Work request:
Every entry must come back exactly as it was given.

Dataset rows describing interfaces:
********

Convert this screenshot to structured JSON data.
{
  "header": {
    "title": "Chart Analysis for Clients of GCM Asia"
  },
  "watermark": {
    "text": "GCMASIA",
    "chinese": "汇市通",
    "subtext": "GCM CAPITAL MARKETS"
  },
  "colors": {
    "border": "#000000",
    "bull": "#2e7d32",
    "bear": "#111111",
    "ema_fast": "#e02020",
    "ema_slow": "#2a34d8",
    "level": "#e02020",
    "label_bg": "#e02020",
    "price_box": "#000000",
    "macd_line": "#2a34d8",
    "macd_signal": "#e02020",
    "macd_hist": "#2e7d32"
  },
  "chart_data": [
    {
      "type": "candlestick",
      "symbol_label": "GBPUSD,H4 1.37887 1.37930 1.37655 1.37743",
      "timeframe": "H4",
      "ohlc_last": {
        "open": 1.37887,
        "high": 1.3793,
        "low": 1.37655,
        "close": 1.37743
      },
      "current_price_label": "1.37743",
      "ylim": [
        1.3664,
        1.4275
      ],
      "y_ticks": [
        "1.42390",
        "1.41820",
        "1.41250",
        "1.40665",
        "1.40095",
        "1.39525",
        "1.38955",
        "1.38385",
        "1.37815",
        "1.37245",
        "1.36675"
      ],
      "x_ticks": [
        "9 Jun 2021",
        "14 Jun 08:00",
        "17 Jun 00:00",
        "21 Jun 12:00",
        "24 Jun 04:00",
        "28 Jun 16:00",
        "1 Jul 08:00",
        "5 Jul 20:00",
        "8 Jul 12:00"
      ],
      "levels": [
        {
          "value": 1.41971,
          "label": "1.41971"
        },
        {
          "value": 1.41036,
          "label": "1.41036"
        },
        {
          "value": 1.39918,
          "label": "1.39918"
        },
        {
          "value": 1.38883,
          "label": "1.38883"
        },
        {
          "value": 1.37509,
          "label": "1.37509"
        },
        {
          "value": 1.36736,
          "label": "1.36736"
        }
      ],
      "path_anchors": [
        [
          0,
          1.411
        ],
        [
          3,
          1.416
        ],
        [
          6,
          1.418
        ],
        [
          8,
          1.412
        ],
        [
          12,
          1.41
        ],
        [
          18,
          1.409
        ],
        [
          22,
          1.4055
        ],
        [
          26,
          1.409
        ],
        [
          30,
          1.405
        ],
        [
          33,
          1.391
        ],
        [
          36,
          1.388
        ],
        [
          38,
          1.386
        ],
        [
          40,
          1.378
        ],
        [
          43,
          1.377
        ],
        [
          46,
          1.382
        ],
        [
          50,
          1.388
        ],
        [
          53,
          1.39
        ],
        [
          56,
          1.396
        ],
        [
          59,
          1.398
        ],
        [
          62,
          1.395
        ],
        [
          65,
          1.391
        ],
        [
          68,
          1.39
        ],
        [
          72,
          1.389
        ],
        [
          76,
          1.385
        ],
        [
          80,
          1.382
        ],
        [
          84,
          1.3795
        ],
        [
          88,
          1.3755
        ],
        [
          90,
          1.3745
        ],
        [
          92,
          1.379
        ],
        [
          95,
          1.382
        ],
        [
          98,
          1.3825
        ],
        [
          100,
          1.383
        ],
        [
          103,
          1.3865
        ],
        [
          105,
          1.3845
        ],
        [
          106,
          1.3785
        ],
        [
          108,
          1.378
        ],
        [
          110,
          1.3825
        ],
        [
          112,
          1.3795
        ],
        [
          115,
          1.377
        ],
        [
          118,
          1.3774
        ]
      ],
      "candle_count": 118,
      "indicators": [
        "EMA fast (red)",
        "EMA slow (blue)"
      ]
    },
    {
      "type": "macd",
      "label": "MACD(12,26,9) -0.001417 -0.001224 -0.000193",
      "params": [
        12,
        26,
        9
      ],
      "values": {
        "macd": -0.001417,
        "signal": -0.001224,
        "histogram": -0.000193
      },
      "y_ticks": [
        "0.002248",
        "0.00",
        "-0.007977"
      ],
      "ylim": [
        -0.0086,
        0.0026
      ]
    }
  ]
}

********

Your response:
Convert this screenshot to structured JSON data.
{
  "header": {
    "title": "Chart Analysis for Clients of GCM Asia"
  },
  "watermark": {
    "text": "GCMASIA",
    "chinese": "汇市通",
    "subtext": "GCM CAPITAL MARKETS"
  },
  "colors": {
    "border": "#000000",
    "bull": "#2e7d32",
    "bear": "#111111",
    "ema_fast": "#e02020",
    "ema_slow": "#2a34d8",
    "level": "#e02020",
    "label_bg": "#e02020",
    "price_box": "#000000",
    "macd_line": "#2a34d8",
    "macd_signal": "#e02020",
    "macd_hist": "#2e7d32"
  },
  "chart_data": [
    {
      "type": "candlestick",
      "symbol_label": "GBPUSD,H4 1.37887 1.37930 1.37655 1.37743",
      "timeframe": "H4",
      "ohlc_last": {
        "open": 1.37887,
        "high": 1.3793,
        "low": 1.37655,
        "close": 1.37743
      },
      "current_price_label": "1.37743",
      "ylim": [
        1.3664,
        1.4275
      ],
      "y_ticks": [
        "1.42390",
        "1.41820",
        "1.41250",
        "1.40665",
        "1.40095",
        "1.39525",
        "1.38955",
        "1.38385",
        "1.37815",
        "1.37245",
        "1.36675"
      ],
      "x_ticks": [
        "9 Jun 2021",
        "14 Jun 08:00",
        "17 Jun 00:00",
        "21 Jun 12:00",
        "24 Jun 04:00",
        "28 Jun 16:00",
        "1 Jul 08:00",
        "5 Jul 20:00",
        "8 Jul 12:00"
      ],
      "levels": [
        {
          "value": 1.41971,
          "label": "1.41971"
        },
        {
          "value": 1.41036,
          "label": "1.41036"
        },
        {
          "value": 1.39918,
          "label": "1.39918"
        },
        {
          "value": 1.38883,
          "label": "1.38883"
        },
        {
          "value": 1.37509,
          "label": "1.37509"
        },
        {
          "value": 1.36736,
          "label": "1.36736"
        }
      ],
      "path_anchors": [
        [
          0,
          1.411
        ],
        [
          3,
          1.416
        ],
        [
          6,
          1.418
        ],
        [
          8,
          1.412
        ],
        [
          12,
          1.41
        ],
        [
          18,
          1.409
        ],
        [
          22,
          1.4055
        ],
        [
          26,
          1.409
        ],
        [
          30,
          1.405
        ],
        [
          33,
          1.391
        ],
        [
          36,
          1.388
        ],
        [
          38,
          1.386
        ],
        [
          40,
          1.378
        ],
        [
          43,
          1.377
        ],
        [
          46,
          1.382
        ],
        [
          50,
          1.388
        ],
        [
          53,
          1.39
        ],
        [
          56,
          1.396
        ],
        [
          59,
          1.398
        ],
        [
          62,
          1.395
        ],
        [
          65,
          1.391
        ],
        [
          68,
          1.39
        ],
        [
          72,
          1.389
        ],
        [
          76,
          1.385
        ],
        [
          80,
          1.382
        ],
        [
          84,
          1.3795
        ],
        [
          88,
          1.3755
        ],
        [
          90,
          1.3745
        ],
        [
          92,
          1.379
        ],
        [
          95,
          1.382
        ],
        [
          98,
          1.3825
        ],
        [
          100,
          1.383
        ],
        [
          103,
          1.3865
        ],
        [
          105,
          1.3845
        ],
        [
          106,
          1.3785
        ],
        [
          108,
          1.378
        ],
        [
          110,
          1.3825
        ],
        [
          112,
          1.3795
        ],
        [
          115,
          1.377
        ],
        [
          118,
          1.3774
        ]
      ],
      "candle_count": 118,
      "indicators": [
        "EMA fast (red)",
        "EMA slow (blue)"
      ]
    },
    {
      "type": "macd",
      "label": "MACD(12,26,9) -0.001417 -0.001224 -0.000193",
      "params": [
        12,
        26,
        9
      ],
      "values": {
        "macd": -0.001417,
        "signal": -0.001224,
        "histogram": -0.000193
      },
      "y_ticks": [
        "0.002248",
        "0.00",
        "-0.007977"
      ],
      "ylim": [
        -0.0086,
        0.0026
      ]
    }
  ]
}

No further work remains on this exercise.